Exercise prompt: Go through the entries, filter for the word "Canadianguyehh", and copy every line that has it.

##########

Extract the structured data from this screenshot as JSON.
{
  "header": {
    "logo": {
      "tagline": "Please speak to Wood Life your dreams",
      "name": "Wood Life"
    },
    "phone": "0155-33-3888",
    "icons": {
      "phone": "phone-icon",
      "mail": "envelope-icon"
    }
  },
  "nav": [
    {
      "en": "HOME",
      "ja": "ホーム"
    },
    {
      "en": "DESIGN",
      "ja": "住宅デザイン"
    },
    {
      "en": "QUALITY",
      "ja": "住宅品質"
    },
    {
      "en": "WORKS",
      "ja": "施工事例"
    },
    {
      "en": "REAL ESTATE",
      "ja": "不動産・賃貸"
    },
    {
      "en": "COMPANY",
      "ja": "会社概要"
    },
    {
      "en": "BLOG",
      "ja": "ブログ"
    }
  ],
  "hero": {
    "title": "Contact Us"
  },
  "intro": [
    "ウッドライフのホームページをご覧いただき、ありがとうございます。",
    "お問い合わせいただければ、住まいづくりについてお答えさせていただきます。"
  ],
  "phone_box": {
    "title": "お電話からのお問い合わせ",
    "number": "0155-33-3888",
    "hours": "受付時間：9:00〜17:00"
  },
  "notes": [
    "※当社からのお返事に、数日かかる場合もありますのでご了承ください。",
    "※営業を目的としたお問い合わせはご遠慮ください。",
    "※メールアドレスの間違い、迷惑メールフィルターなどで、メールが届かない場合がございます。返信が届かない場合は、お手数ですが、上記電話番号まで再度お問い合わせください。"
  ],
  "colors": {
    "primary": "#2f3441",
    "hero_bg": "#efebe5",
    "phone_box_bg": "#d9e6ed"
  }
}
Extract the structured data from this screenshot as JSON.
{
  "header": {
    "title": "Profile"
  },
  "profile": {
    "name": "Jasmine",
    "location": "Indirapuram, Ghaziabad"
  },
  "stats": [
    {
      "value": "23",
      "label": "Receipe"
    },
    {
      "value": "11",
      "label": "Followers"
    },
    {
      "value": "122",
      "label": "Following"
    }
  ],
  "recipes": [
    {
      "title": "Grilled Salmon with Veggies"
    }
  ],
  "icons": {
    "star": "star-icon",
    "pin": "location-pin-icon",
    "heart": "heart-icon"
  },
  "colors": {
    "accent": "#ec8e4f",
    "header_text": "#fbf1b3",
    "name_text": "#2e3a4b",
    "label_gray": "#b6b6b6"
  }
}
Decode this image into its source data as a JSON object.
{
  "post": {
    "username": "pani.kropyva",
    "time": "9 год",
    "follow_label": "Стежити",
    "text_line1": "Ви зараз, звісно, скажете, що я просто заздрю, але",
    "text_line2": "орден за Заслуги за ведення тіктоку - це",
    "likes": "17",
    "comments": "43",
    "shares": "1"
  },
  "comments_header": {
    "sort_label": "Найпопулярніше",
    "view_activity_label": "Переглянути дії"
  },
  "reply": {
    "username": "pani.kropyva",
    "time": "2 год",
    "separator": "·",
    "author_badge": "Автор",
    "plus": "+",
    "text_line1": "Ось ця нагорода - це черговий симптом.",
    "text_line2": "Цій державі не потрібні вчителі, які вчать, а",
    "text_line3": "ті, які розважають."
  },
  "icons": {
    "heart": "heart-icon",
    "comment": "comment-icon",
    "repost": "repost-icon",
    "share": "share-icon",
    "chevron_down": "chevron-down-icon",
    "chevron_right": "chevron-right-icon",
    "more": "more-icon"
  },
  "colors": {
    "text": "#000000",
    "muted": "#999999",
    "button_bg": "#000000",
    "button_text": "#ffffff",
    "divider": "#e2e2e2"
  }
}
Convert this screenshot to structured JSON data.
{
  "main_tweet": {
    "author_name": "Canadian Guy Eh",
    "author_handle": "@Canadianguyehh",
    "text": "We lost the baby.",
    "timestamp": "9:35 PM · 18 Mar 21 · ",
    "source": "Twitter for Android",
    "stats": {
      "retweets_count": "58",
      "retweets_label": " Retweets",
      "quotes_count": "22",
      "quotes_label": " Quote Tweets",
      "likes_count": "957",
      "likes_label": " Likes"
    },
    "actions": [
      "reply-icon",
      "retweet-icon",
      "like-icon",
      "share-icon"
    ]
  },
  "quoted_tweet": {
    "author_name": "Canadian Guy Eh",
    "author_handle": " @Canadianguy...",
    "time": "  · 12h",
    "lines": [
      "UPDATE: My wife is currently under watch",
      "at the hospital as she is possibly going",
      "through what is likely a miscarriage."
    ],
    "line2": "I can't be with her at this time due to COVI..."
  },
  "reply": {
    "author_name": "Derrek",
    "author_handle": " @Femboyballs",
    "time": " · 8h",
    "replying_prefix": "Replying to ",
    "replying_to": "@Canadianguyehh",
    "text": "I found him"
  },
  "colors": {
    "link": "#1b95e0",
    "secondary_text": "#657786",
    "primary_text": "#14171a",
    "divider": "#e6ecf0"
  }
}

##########

Result for this exercise:
    "author_handle": "@Canadianguyehh",
    "replying_to": "@Canadianguyehh",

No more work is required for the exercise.